Building ties that bind

Of course, risks and challenges exist. Barriers that hinder greater economic linkages include physical distance, a mutual lack of familiarity, counterparty risk, language barriers, and concerns over political stability and social tensions.

Several initiatives, coordinated among IE Singapore, the Singapore Business Federation, the Ministry of Trade and Industry, and the Ministry of Foreign Affairs, are underway to bridge differences in perception and understanding of both markets.

IE Singapore, for instance, opened two new Overseas Centres in Africa in 2013 – in Johannesburg, South Africa and Accra, Ghana. These offices proactively identify and facilitate two-way business interests.

Platforms have been created to facilitate ongoing conversation between both sides. Chief among these is the Africa Singapore Business Forum, a bi-annual event that has quickly evolved to become the premier event that brings top business and government leaders from Africa and Singapore together. Since 2010, the forum, organised by IE Singapore, has brought together close to 1,000 business and government leaders from 30 countries to develop opportunities and partnerships.

The newly established NTU-SBF Centre for African Studies is a welcome addition to this pool of resources.
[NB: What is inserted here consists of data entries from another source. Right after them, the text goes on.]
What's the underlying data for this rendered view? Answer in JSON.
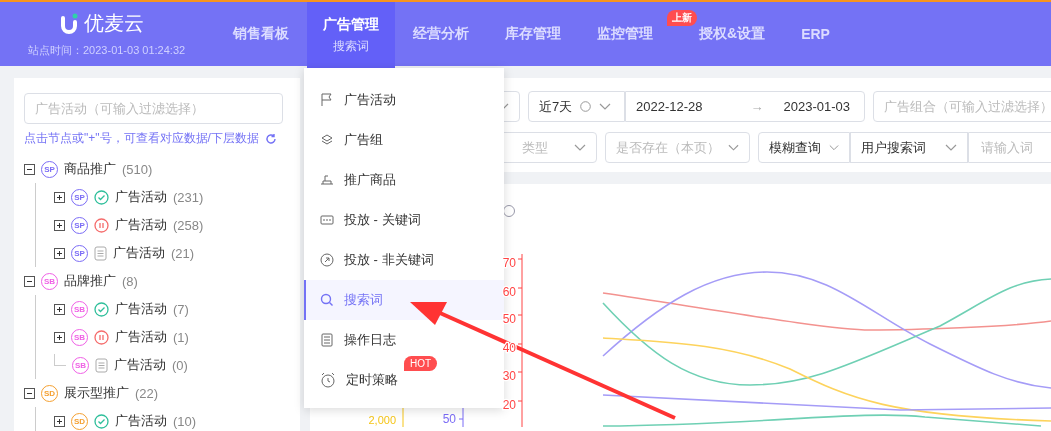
{
  "header": {
    "logo": "优麦云",
    "station_time": "站点时间：2023-01-03 01:24:32",
    "nav": [
      {
        "label": "销售看板",
        "selected": false
      },
      {
        "label": "广告管理",
        "selected": true,
        "sub": "搜索词"
      },
      {
        "label": "经营分析",
        "selected": false
      },
      {
        "label": "库存管理",
        "selected": false
      },
      {
        "label": "监控管理",
        "selected": false,
        "badge": "上新"
      },
      {
        "label": "授权&设置",
        "selected": false
      },
      {
        "label": "ERP",
        "selected": false
      }
    ]
  },
  "sidebar": {
    "search": {
      "placeholder": "广告活动（可输入过滤选择）"
    },
    "hint": "点击节点或\"+\"号，可查看对应数据/下层数据",
    "tree": [
      {
        "badge": "SP",
        "color": "#7b6cf6",
        "label": "商品推广",
        "count": "(510)",
        "expanded": true,
        "children": [
          {
            "badge": "SP",
            "color": "#7b6cf6",
            "kind": "enabled",
            "label": "广告活动",
            "count": "(231)",
            "expanded": false
          },
          {
            "badge": "SP",
            "color": "#7b6cf6",
            "kind": "paused",
            "label": "广告活动",
            "count": "(258)",
            "expanded": false
          },
          {
            "badge": "SP",
            "color": "#7b6cf6",
            "kind": "archived",
            "label": "广告活动",
            "count": "(21)",
            "expanded": false
          }
        ]
      },
      {
        "badge": "SB",
        "color": "#f060e6",
        "label": "品牌推广",
        "count": "(8)",
        "expanded": true,
        "children": [
          {
            "badge": "SB",
            "color": "#f060e6",
            "kind": "enabled",
            "label": "广告活动",
            "count": "(7)",
            "expanded": false
          },
          {
            "badge": "SB",
            "color": "#f060e6",
            "kind": "paused",
            "label": "广告活动",
            "count": "(1)",
            "expanded": false
          },
          {
            "badge": "SB",
            "color": "#f060e6",
            "kind": "archived",
            "label": "广告活动",
            "count": "(0)"
          }
        ]
      },
      {
        "badge": "SD",
        "color": "#f5a030",
        "label": "展示型推广",
        "count": "(22)",
        "expanded": true,
        "children": [
          {
            "badge": "SD",
            "color": "#f5a030",
            "kind": "enabled",
            "label": "广告活动",
            "count": "(10)",
            "expanded": false
          }
        ]
      }
    ]
  },
  "filters": {
    "period": "近7天",
    "date_start": "2022-12-28",
    "date_separator": "→",
    "date_end": "2023-01-03",
    "group": {
      "placeholder": "广告组合（可输入过滤选择）"
    },
    "type": {
      "placeholder": "类型"
    },
    "exists": {
      "placeholder": "是否存在（本页）"
    },
    "match": "模糊查询",
    "field": "用户搜索词",
    "word": {
      "placeholder": "请输入词"
    }
  },
  "chart": {
    "red_ticks": [
      "70",
      "60",
      "50",
      "40",
      "30",
      "20"
    ],
    "yellow_tick": "2,000",
    "blue_tick": "50"
  },
  "menu": {
    "items": [
      {
        "kind": "flag",
        "label": "广告活动",
        "selected": false
      },
      {
        "kind": "layers",
        "label": "广告组",
        "selected": false
      },
      {
        "kind": "product",
        "label": "推广商品",
        "selected": false
      },
      {
        "kind": "keyword",
        "label": "投放 - 关键词",
        "selected": false
      },
      {
        "kind": "target",
        "label": "投放 - 非关键词",
        "selected": false
      },
      {
        "kind": "search",
        "label": "搜索词",
        "selected": true
      },
      {
        "kind": "log",
        "label": "操作日志",
        "selected": false
      },
      {
        "kind": "clock",
        "label": "定时策略",
        "selected": false,
        "badge": "HOT"
      }
    ]
  }
}
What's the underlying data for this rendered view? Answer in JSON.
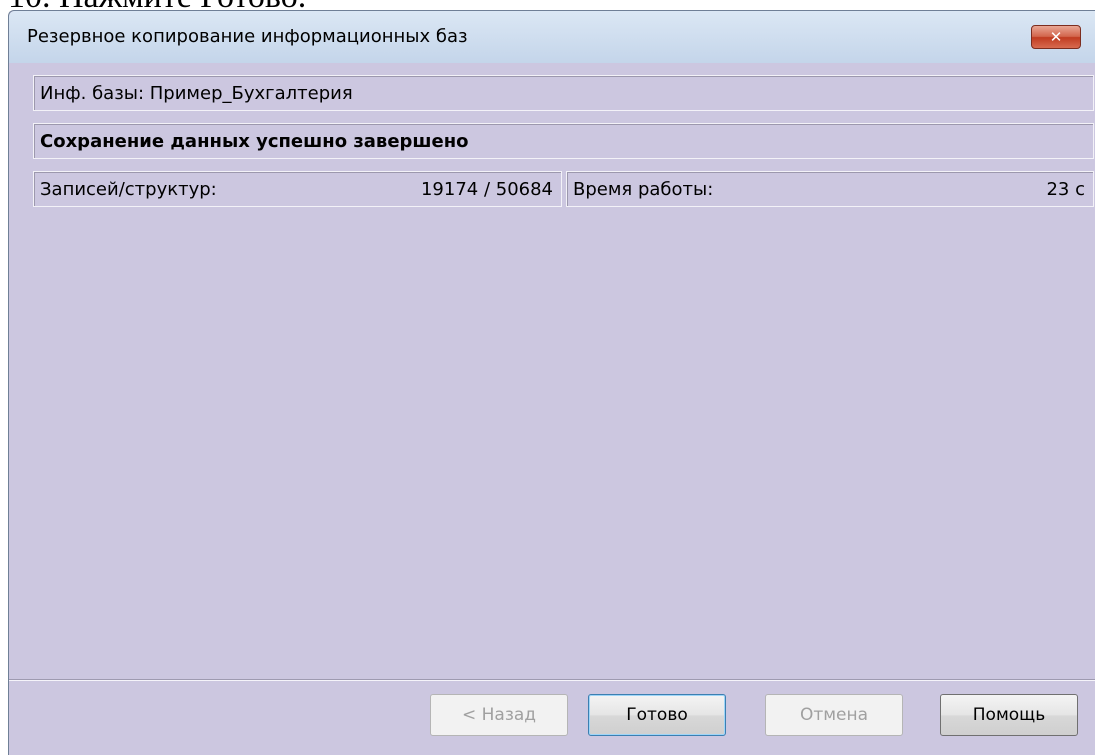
{
  "document": {
    "caption": "10. Нажмите Готово."
  },
  "window": {
    "title": "Резервное копирование информационных баз",
    "close_glyph": "✕"
  },
  "info": {
    "bases_label": "Инф. базы:  Пример_Бухгалтерия",
    "status": "Сохранение данных успешно завершено",
    "records_label": "Записей/структур:",
    "records_value": "19174 / 50684",
    "time_label": "Время работы:",
    "time_value": "23 с"
  },
  "buttons": {
    "back": "< Назад",
    "done": "Готово",
    "cancel": "Отмена",
    "help": "Помощь"
  },
  "colors": {
    "window_bg": "#ccc7e0",
    "titlebar": "#c4d5ea",
    "close_button": "#c03b20"
  }
}
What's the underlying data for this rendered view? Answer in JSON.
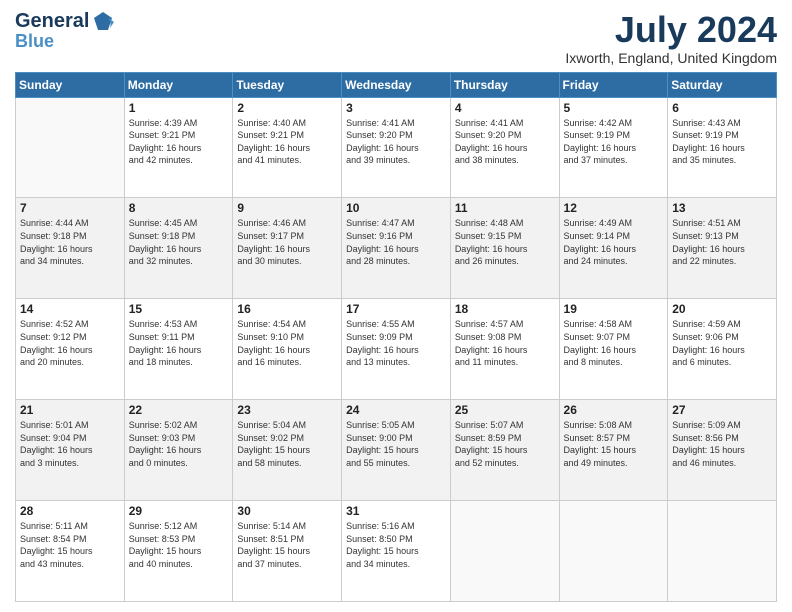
{
  "header": {
    "logo_general": "General",
    "logo_blue": "Blue",
    "month_title": "July 2024",
    "location": "Ixworth, England, United Kingdom"
  },
  "days_of_week": [
    "Sunday",
    "Monday",
    "Tuesday",
    "Wednesday",
    "Thursday",
    "Friday",
    "Saturday"
  ],
  "weeks": [
    [
      {
        "day": "",
        "info": ""
      },
      {
        "day": "1",
        "info": "Sunrise: 4:39 AM\nSunset: 9:21 PM\nDaylight: 16 hours\nand 42 minutes."
      },
      {
        "day": "2",
        "info": "Sunrise: 4:40 AM\nSunset: 9:21 PM\nDaylight: 16 hours\nand 41 minutes."
      },
      {
        "day": "3",
        "info": "Sunrise: 4:41 AM\nSunset: 9:20 PM\nDaylight: 16 hours\nand 39 minutes."
      },
      {
        "day": "4",
        "info": "Sunrise: 4:41 AM\nSunset: 9:20 PM\nDaylight: 16 hours\nand 38 minutes."
      },
      {
        "day": "5",
        "info": "Sunrise: 4:42 AM\nSunset: 9:19 PM\nDaylight: 16 hours\nand 37 minutes."
      },
      {
        "day": "6",
        "info": "Sunrise: 4:43 AM\nSunset: 9:19 PM\nDaylight: 16 hours\nand 35 minutes."
      }
    ],
    [
      {
        "day": "7",
        "info": "Sunrise: 4:44 AM\nSunset: 9:18 PM\nDaylight: 16 hours\nand 34 minutes."
      },
      {
        "day": "8",
        "info": "Sunrise: 4:45 AM\nSunset: 9:18 PM\nDaylight: 16 hours\nand 32 minutes."
      },
      {
        "day": "9",
        "info": "Sunrise: 4:46 AM\nSunset: 9:17 PM\nDaylight: 16 hours\nand 30 minutes."
      },
      {
        "day": "10",
        "info": "Sunrise: 4:47 AM\nSunset: 9:16 PM\nDaylight: 16 hours\nand 28 minutes."
      },
      {
        "day": "11",
        "info": "Sunrise: 4:48 AM\nSunset: 9:15 PM\nDaylight: 16 hours\nand 26 minutes."
      },
      {
        "day": "12",
        "info": "Sunrise: 4:49 AM\nSunset: 9:14 PM\nDaylight: 16 hours\nand 24 minutes."
      },
      {
        "day": "13",
        "info": "Sunrise: 4:51 AM\nSunset: 9:13 PM\nDaylight: 16 hours\nand 22 minutes."
      }
    ],
    [
      {
        "day": "14",
        "info": "Sunrise: 4:52 AM\nSunset: 9:12 PM\nDaylight: 16 hours\nand 20 minutes."
      },
      {
        "day": "15",
        "info": "Sunrise: 4:53 AM\nSunset: 9:11 PM\nDaylight: 16 hours\nand 18 minutes."
      },
      {
        "day": "16",
        "info": "Sunrise: 4:54 AM\nSunset: 9:10 PM\nDaylight: 16 hours\nand 16 minutes."
      },
      {
        "day": "17",
        "info": "Sunrise: 4:55 AM\nSunset: 9:09 PM\nDaylight: 16 hours\nand 13 minutes."
      },
      {
        "day": "18",
        "info": "Sunrise: 4:57 AM\nSunset: 9:08 PM\nDaylight: 16 hours\nand 11 minutes."
      },
      {
        "day": "19",
        "info": "Sunrise: 4:58 AM\nSunset: 9:07 PM\nDaylight: 16 hours\nand 8 minutes."
      },
      {
        "day": "20",
        "info": "Sunrise: 4:59 AM\nSunset: 9:06 PM\nDaylight: 16 hours\nand 6 minutes."
      }
    ],
    [
      {
        "day": "21",
        "info": "Sunrise: 5:01 AM\nSunset: 9:04 PM\nDaylight: 16 hours\nand 3 minutes."
      },
      {
        "day": "22",
        "info": "Sunrise: 5:02 AM\nSunset: 9:03 PM\nDaylight: 16 hours\nand 0 minutes."
      },
      {
        "day": "23",
        "info": "Sunrise: 5:04 AM\nSunset: 9:02 PM\nDaylight: 15 hours\nand 58 minutes."
      },
      {
        "day": "24",
        "info": "Sunrise: 5:05 AM\nSunset: 9:00 PM\nDaylight: 15 hours\nand 55 minutes."
      },
      {
        "day": "25",
        "info": "Sunrise: 5:07 AM\nSunset: 8:59 PM\nDaylight: 15 hours\nand 52 minutes."
      },
      {
        "day": "26",
        "info": "Sunrise: 5:08 AM\nSunset: 8:57 PM\nDaylight: 15 hours\nand 49 minutes."
      },
      {
        "day": "27",
        "info": "Sunrise: 5:09 AM\nSunset: 8:56 PM\nDaylight: 15 hours\nand 46 minutes."
      }
    ],
    [
      {
        "day": "28",
        "info": "Sunrise: 5:11 AM\nSunset: 8:54 PM\nDaylight: 15 hours\nand 43 minutes."
      },
      {
        "day": "29",
        "info": "Sunrise: 5:12 AM\nSunset: 8:53 PM\nDaylight: 15 hours\nand 40 minutes."
      },
      {
        "day": "30",
        "info": "Sunrise: 5:14 AM\nSunset: 8:51 PM\nDaylight: 15 hours\nand 37 minutes."
      },
      {
        "day": "31",
        "info": "Sunrise: 5:16 AM\nSunset: 8:50 PM\nDaylight: 15 hours\nand 34 minutes."
      },
      {
        "day": "",
        "info": ""
      },
      {
        "day": "",
        "info": ""
      },
      {
        "day": "",
        "info": ""
      }
    ]
  ]
}
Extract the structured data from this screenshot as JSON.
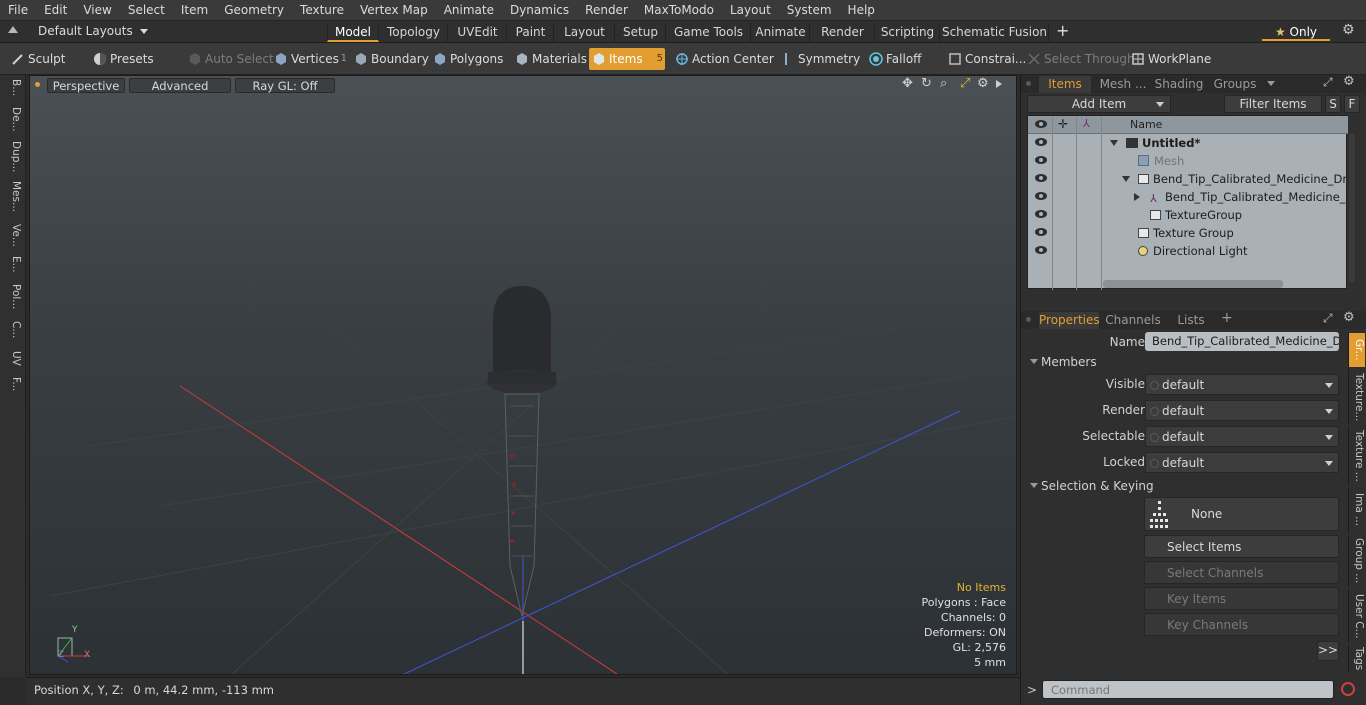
{
  "menu": [
    "File",
    "Edit",
    "View",
    "Select",
    "Item",
    "Geometry",
    "Texture",
    "Vertex Map",
    "Animate",
    "Dynamics",
    "Render",
    "MaxToModo",
    "Layout",
    "System",
    "Help"
  ],
  "layout_bar": {
    "layouts_label": "Default Layouts",
    "tabs": [
      "Model",
      "Topology",
      "UVEdit",
      "Paint",
      "Layout",
      "Setup",
      "Game Tools",
      "Animate",
      "Render",
      "Scripting",
      "Schematic Fusion"
    ],
    "active_tab": "Model",
    "only_label": "Only"
  },
  "toolbar": {
    "sculpt": "Sculpt",
    "presets": "Presets",
    "auto_select": "Auto Select",
    "vertices": "Vertices",
    "vertices_count": "1",
    "boundary": "Boundary",
    "polygons": "Polygons",
    "materials": "Materials",
    "items": "Items",
    "items_count": "5",
    "action_center": "Action Center",
    "symmetry": "Symmetry",
    "falloff": "Falloff",
    "constraints": "Constrai...",
    "select_through": "Select Through",
    "workplane": "WorkPlane"
  },
  "left_tabs": [
    "B...",
    "De...",
    "Dup...",
    "Mes...",
    "Ve...",
    "E...",
    "Pol...",
    "C...",
    "UV",
    "F..."
  ],
  "viewport": {
    "perspective": "Perspective",
    "advanced": "Advanced",
    "ray_gl": "Ray GL: Off",
    "stats": {
      "no_items": "No Items",
      "polygons": "Polygons : Face",
      "channels": "Channels: 0",
      "deformers": "Deformers: ON",
      "gl": "GL: 2,576",
      "scale": "5 mm"
    },
    "axis_x": "X",
    "axis_y": "Y",
    "axis_z": "Z"
  },
  "status": {
    "position_label": "Position X, Y, Z:",
    "position_value": "0 m, 44.2 mm, -113 mm"
  },
  "items_panel": {
    "tabs": [
      "Items",
      "Mesh ...",
      "Shading",
      "Groups"
    ],
    "add_item": "Add Item",
    "filter_items": "Filter Items",
    "s_btn": "S",
    "f_btn": "F",
    "col_name": "Name",
    "rows": [
      {
        "label": "Untitled*",
        "indent": 0
      },
      {
        "label": "Mesh",
        "indent": 1
      },
      {
        "label": "Bend_Tip_Calibrated_Medicine_Dropp...",
        "indent": 1
      },
      {
        "label": "Bend_Tip_Calibrated_Medicine_Dro...",
        "indent": 2
      },
      {
        "label": "TextureGroup",
        "indent": 2
      },
      {
        "label": "Texture Group",
        "indent": 1
      },
      {
        "label": "Directional Light",
        "indent": 1
      }
    ]
  },
  "props_panel": {
    "tabs": [
      "Properties",
      "Channels",
      "Lists"
    ],
    "name_label": "Name",
    "name_value": "Bend_Tip_Calibrated_Medicine_Dropp",
    "members": "Members",
    "visible_label": "Visible",
    "visible_value": "default",
    "render_label": "Render",
    "render_value": "default",
    "selectable_label": "Selectable",
    "selectable_value": "default",
    "locked_label": "Locked",
    "locked_value": "default",
    "selection_keying": "Selection & Keying",
    "none": "None",
    "select_items": "Select Items",
    "select_channels": "Select Channels",
    "key_items": "Key Items",
    "key_channels": "Key Channels",
    "more": ">>",
    "side_tabs": [
      "Gr...",
      "Texture...",
      "Texture ...",
      "Ima ...",
      "Group ...",
      "User C...",
      "Tags"
    ]
  },
  "command": {
    "placeholder": "Command"
  },
  "colors": {
    "accent": "#e39e31",
    "tree_bg": "#a9b0b6",
    "x_axis": "#d23a3a",
    "z_axis": "#3f55d8"
  }
}
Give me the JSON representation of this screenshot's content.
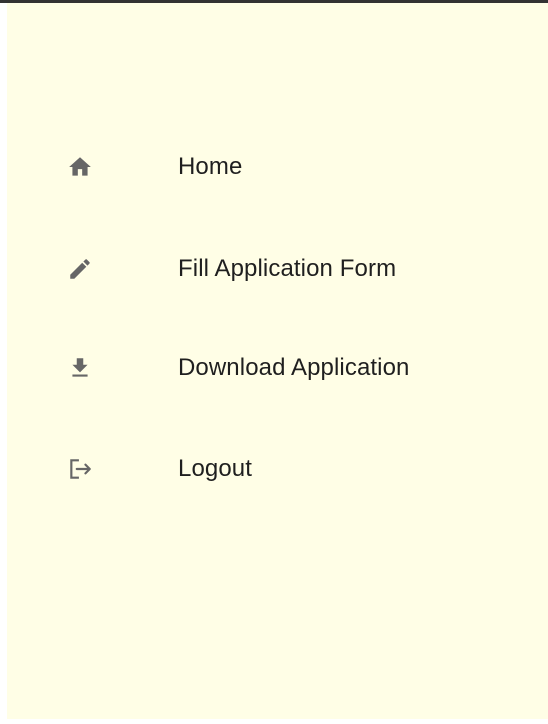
{
  "sidebar": {
    "items": [
      {
        "label": "Home",
        "icon": "home-icon"
      },
      {
        "label": "Fill Application Form",
        "icon": "pencil-icon"
      },
      {
        "label": "Download Application",
        "icon": "download-icon"
      },
      {
        "label": "Logout",
        "icon": "logout-icon"
      }
    ]
  },
  "colors": {
    "drawer_background": "#fffee6",
    "icon": "#666666",
    "text": "#1f1f1f"
  }
}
As a collaboration between the private and public sectors, it will apply the rigour of research and develop new perspectives to the growing Africa-Singapore relationship.

With the combined resources of the public and private sector aligned, the prospects look bright.

1 Singapore Department of Statistics
2 International Monetary Fund
3 Democratic Republic of Congo, Ethiopia, Ghana, Mozambique, Nigeria, Tanzania and Zambia




NTU-SBF Centre for African Studies


50 Nanyang Avenue
Singapore 639798


(65) 6513 8089